• **Directions for this task**
Restate the entries word for word, leaving nothing out.
Start of Recorded data
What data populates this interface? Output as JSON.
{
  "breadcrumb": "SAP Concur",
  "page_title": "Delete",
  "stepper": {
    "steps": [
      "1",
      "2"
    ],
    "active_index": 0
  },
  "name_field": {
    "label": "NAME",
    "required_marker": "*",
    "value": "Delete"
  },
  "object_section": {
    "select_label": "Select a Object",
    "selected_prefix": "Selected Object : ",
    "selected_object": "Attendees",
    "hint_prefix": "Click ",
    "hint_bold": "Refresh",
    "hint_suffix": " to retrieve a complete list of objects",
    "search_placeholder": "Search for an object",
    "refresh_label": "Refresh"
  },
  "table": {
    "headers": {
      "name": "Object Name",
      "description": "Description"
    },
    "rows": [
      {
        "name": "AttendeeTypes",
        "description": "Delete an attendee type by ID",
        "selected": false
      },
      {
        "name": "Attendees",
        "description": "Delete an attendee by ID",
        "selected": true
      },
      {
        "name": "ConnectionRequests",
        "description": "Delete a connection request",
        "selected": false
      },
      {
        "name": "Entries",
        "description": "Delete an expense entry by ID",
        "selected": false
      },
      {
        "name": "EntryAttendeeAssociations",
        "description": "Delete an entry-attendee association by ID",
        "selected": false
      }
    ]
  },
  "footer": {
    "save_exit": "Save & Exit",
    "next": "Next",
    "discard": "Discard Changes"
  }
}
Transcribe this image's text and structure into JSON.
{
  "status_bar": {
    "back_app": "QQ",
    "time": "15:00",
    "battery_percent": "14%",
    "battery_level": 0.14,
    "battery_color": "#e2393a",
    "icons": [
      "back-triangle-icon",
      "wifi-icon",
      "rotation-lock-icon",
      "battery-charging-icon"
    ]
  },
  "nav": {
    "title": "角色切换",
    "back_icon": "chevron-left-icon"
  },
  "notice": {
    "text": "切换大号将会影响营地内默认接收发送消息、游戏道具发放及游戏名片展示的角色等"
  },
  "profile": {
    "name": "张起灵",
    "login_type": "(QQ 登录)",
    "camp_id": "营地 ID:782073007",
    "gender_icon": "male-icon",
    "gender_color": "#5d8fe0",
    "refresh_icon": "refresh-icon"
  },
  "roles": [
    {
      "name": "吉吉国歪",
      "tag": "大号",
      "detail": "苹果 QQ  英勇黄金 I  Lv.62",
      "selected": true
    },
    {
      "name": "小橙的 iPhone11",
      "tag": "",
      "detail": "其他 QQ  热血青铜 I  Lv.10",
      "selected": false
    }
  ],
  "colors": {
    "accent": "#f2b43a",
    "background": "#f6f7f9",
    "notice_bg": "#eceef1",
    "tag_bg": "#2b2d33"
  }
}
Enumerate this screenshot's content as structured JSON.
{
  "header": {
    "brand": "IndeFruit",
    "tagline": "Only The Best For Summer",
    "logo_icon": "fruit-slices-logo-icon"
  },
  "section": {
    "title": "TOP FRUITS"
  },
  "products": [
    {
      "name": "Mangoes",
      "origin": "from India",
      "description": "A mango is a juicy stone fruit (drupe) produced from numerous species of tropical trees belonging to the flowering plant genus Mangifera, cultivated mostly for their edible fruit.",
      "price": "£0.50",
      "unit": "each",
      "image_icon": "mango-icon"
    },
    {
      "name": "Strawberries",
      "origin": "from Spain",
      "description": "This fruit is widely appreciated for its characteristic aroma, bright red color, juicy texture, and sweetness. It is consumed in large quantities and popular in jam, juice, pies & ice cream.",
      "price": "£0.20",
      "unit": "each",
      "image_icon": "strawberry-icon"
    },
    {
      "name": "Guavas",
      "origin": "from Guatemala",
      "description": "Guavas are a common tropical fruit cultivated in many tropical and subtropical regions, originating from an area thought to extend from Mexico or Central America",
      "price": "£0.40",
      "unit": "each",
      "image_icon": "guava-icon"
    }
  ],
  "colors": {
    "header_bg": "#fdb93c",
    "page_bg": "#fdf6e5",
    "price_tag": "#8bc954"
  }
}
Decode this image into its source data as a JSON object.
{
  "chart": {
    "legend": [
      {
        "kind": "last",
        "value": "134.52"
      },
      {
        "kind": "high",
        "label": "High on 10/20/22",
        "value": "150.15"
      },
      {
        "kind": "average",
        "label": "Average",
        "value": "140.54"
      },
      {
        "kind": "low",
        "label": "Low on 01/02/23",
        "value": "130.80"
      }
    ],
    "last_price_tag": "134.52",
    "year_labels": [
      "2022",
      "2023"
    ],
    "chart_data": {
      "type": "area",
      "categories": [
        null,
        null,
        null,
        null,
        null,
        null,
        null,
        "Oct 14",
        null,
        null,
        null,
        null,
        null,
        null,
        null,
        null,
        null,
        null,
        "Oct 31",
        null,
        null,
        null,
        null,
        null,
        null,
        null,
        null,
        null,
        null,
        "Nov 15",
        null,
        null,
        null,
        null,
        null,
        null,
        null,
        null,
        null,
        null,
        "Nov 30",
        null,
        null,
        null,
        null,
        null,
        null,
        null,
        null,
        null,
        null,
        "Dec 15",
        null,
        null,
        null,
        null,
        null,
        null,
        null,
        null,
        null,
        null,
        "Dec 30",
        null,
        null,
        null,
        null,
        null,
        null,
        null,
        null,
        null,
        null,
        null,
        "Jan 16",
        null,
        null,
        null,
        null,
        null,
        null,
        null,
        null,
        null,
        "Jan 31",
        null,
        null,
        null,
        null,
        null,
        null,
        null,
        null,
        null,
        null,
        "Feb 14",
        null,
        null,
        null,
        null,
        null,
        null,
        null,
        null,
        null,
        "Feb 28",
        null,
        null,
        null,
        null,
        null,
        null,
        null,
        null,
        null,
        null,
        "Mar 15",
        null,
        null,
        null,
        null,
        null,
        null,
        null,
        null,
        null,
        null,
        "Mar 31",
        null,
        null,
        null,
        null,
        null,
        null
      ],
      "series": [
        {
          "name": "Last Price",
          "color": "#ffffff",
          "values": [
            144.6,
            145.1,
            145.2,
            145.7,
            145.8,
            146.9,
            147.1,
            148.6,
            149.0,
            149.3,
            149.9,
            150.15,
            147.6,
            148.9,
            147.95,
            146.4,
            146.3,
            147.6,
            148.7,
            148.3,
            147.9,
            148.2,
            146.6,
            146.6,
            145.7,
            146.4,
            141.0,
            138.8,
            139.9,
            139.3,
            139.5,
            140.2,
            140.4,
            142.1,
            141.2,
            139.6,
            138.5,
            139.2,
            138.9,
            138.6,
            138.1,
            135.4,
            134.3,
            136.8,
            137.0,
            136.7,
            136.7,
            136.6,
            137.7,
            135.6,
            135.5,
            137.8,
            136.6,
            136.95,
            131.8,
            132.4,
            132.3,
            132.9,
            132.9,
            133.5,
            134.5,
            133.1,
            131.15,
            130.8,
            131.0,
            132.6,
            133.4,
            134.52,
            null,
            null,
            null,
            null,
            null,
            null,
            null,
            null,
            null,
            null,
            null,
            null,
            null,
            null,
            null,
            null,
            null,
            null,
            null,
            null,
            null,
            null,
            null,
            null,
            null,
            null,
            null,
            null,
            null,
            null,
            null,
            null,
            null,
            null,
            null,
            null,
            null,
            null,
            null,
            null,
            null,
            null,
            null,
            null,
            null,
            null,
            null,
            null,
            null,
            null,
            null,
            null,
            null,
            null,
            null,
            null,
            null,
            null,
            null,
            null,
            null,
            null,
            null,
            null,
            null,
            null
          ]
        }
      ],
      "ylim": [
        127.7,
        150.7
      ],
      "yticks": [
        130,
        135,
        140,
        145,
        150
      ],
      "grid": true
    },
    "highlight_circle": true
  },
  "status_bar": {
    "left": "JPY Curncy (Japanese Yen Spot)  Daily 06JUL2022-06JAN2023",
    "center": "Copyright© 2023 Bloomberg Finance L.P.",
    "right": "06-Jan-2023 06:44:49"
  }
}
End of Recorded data
• **Answer to the exercise**
What data populates this interface? Output as JSON.
{
  "breadcrumb": "SAP Concur",
  "page_title": "Delete",
  "stepper": {
    "steps": [
      "1",
      "2"
    ],
    "active_index": 0
  },
  "name_field": {
    "label": "NAME",
    "required_marker": "*",
    "value": "Delete"
  },
  "object_section": {
    "select_label": "Select a Object",
    "selected_prefix": "Selected Object : ",
    "selected_object": "Attendees",
    "hint_prefix": "Click ",
    "hint_bold": "Refresh",
    "hint_suffix": " to retrieve a complete list of objects",
    "search_placeholder": "Search for an object",
    "refresh_label": "Refresh"
  },
  "table": {
    "headers": {
      "name": "Object Name",
      "description": "Description"
    },
    "rows": [
      {
        "name": "AttendeeTypes",
        "description": "Delete an attendee type by ID",
        "selected": false
      },
      {
        "name": "Attendees",
        "description": "Delete an attendee by ID",
        "selected": true
      },
      {
        "name": "ConnectionRequests",
        "description": "Delete a connection request",
        "selected": false
      },
      {
        "name": "Entries",
        "description": "Delete an expense entry by ID",
        "selected": false
      },
      {
        "name": "EntryAttendeeAssociations",
        "description": "Delete an entry-attendee association by ID",
        "selected": false
      }
    ]
  },
  "footer": {
    "save_exit": "Save & Exit",
    "next": "Next",
    "discard": "Discard Changes"
  }
}
Transcribe this image's text and structure into JSON.
{
  "status_bar": {
    "back_app": "QQ",
    "time": "15:00",
    "battery_percent": "14%",
    "battery_level": 0.14,
    "battery_color": "#e2393a",
    "icons": [
      "back-triangle-icon",
      "wifi-icon",
      "rotation-lock-icon",
      "battery-charging-icon"
    ]
  },
  "nav": {
    "title": "角色切换",
    "back_icon": "chevron-left-icon"
  },
  "notice": {
    "text": "切换大号将会影响营地内默认接收发送消息、游戏道具发放及游戏名片展示的角色等"
  },
  "profile": {
    "name": "张起灵",
    "login_type": "(QQ 登录)",
    "camp_id": "营地 ID:782073007",
    "gender_icon": "male-icon",
    "gender_color": "#5d8fe0",
    "refresh_icon": "refresh-icon"
  },
  "roles": [
    {
      "name": "吉吉国歪",
      "tag": "大号",
      "detail": "苹果 QQ  英勇黄金 I  Lv.62",
      "selected": true
    },
    {
      "name": "小橙的 iPhone11",
      "tag": "",
      "detail": "其他 QQ  热血青铜 I  Lv.10",
      "selected": false
    }
  ],
  "colors": {
    "accent": "#f2b43a",
    "background": "#f6f7f9",
    "notice_bg": "#eceef1",
    "tag_bg": "#2b2d33"
  }
}
Enumerate this screenshot's content as structured JSON.
{
  "header": {
    "brand": "IndeFruit",
    "tagline": "Only The Best For Summer",
    "logo_icon": "fruit-slices-logo-icon"
  },
  "section": {
    "title": "TOP FRUITS"
  },
  "products": [
    {
      "name": "Mangoes",
      "origin": "from India",
      "description": "A mango is a juicy stone fruit (drupe) produced from numerous species of tropical trees belonging to the flowering plant genus Mangifera, cultivated mostly for their edible fruit.",
      "price": "£0.50",
      "unit": "each",
      "image_icon": "mango-icon"
    },
    {
      "name": "Strawberries",
      "origin": "from Spain",
      "description": "This fruit is widely appreciated for its characteristic aroma, bright red color, juicy texture, and sweetness. It is consumed in large quantities and popular in jam, juice, pies & ice cream.",
      "price": "£0.20",
      "unit": "each",
      "image_icon": "strawberry-icon"
    },
    {
      "name": "Guavas",
      "origin": "from Guatemala",
      "description": "Guavas are a common tropical fruit cultivated in many tropical and subtropical regions, originating from an area thought to extend from Mexico or Central America",
      "price": "£0.40",
      "unit": "each",
      "image_icon": "guava-icon"
    }
  ],
  "colors": {
    "header_bg": "#fdb93c",
    "page_bg": "#fdf6e5",
    "price_tag": "#8bc954"
  }
}
Decode this image into its source data as a JSON object.
{
  "chart": {
    "legend": [
      {
        "kind": "last",
        "value": "134.52"
      },
      {
        "kind": "high",
        "label": "High on 10/20/22",
        "value": "150.15"
      },
      {
        "kind": "average",
        "label": "Average",
        "value": "140.54"
      },
      {
        "kind": "low",
        "label": "Low on 01/02/23",
        "value": "130.80"
      }
    ],
    "last_price_tag": "134.52",
    "year_labels": [
      "2022",
      "2023"
    ],
    "chart_data": {
      "type": "area",
      "categories": [
        null,
        null,
        null,
        null,
        null,
        null,
        null,
        "Oct 14",
        null,
        null,
        null,
        null,
        null,
        null,
        null,
        null,
        null,
        null,
        "Oct 31",
        null,
        null,
        null,
        null,
        null,
        null,
        null,
        null,
        null,
        null,
        "Nov 15",
        null,
        null,
        null,
        null,
        null,
        null,
        null,
        null,
        null,
        null,
        "Nov 30",
        null,
        null,
        null,
        null,
        null,
        null,
        null,
        null,
        null,
        null,
        "Dec 15",
        null,
        null,
        null,
        null,
        null,
        null,
        null,
        null,
        null,
        null,
        "Dec 30",
        null,
        null,
        null,
        null,
        null,
        null,
        null,
        null,
        null,
        null,
        null,
        "Jan 16",
        null,
        null,
        null,
        null,
        null,
        null,
        null,
        null,
        null,
        "Jan 31",
        null,
        null,
        null,
        null,
        null,
        null,
        null,
        null,
        null,
        null,
        "Feb 14",
        null,
        null,
        null,
        null,
        null,
        null,
        null,
        null,
        null,
        "Feb 28",
        null,
        null,
        null,
        null,
        null,
        null,
        null,
        null,
        null,
        null,
        "Mar 15",
        null,
        null,
        null,
        null,
        null,
        null,
        null,
        null,
        null,
        null,
        "Mar 31",
        null,
        null,
        null,
        null,
        null,
        null
      ],
      "series": [
        {
          "name": "Last Price",
          "color": "#ffffff",
          "values": [
            144.6,
            145.1,
            145.2,
            145.7,
            145.8,
            146.9,
            147.1,
            148.6,
            149.0,
            149.3,
            149.9,
            150.15,
            147.6,
            148.9,
            147.95,
            146.4,
            146.3,
            147.6,
            148.7,
            148.3,
            147.9,
            148.2,
            146.6,
            146.6,
            145.7,
            146.4,
            141.0,
            138.8,
            139.9,
            139.3,
            139.5,
            140.2,
            140.4,
            142.1,
            141.2,
            139.6,
            138.5,
            139.2,
            138.9,
            138.6,
            138.1,
            135.4,
            134.3,
            136.8,
            137.0,
            136.7,
            136.7,
            136.6,
            137.7,
            135.6,
            135.5,
            137.8,
            136.6,
            136.95,
            131.8,
            132.4,
            132.3,
            132.9,
            132.9,
            133.5,
            134.5,
            133.1,
            131.15,
            130.8,
            131.0,
            132.6,
            133.4,
            134.52,
            null,
            null,
            null,
            null,
            null,
            null,
            null,
            null,
            null,
            null,
            null,
            null,
            null,
            null,
            null,
            null,
            null,
            null,
            null,
            null,
            null,
            null,
            null,
            null,
            null,
            null,
            null,
            null,
            null,
            null,
            null,
            null,
            null,
            null,
            null,
            null,
            null,
            null,
            null,
            null,
            null,
            null,
            null,
            null,
            null,
            null,
            null,
            null,
            null,
            null,
            null,
            null,
            null,
            null,
            null,
            null,
            null,
            null,
            null,
            null,
            null,
            null,
            null,
            null,
            null,
            null
          ]
        }
      ],
      "ylim": [
        127.7,
        150.7
      ],
      "yticks": [
        130,
        135,
        140,
        145,
        150
      ],
      "grid": true
    },
    "highlight_circle": true
  },
  "status_bar": {
    "left": "JPY Curncy (Japanese Yen Spot)  Daily 06JUL2022-06JAN2023",
    "center": "Copyright© 2023 Bloomberg Finance L.P.",
    "right": "06-Jan-2023 06:44:49"
  }
}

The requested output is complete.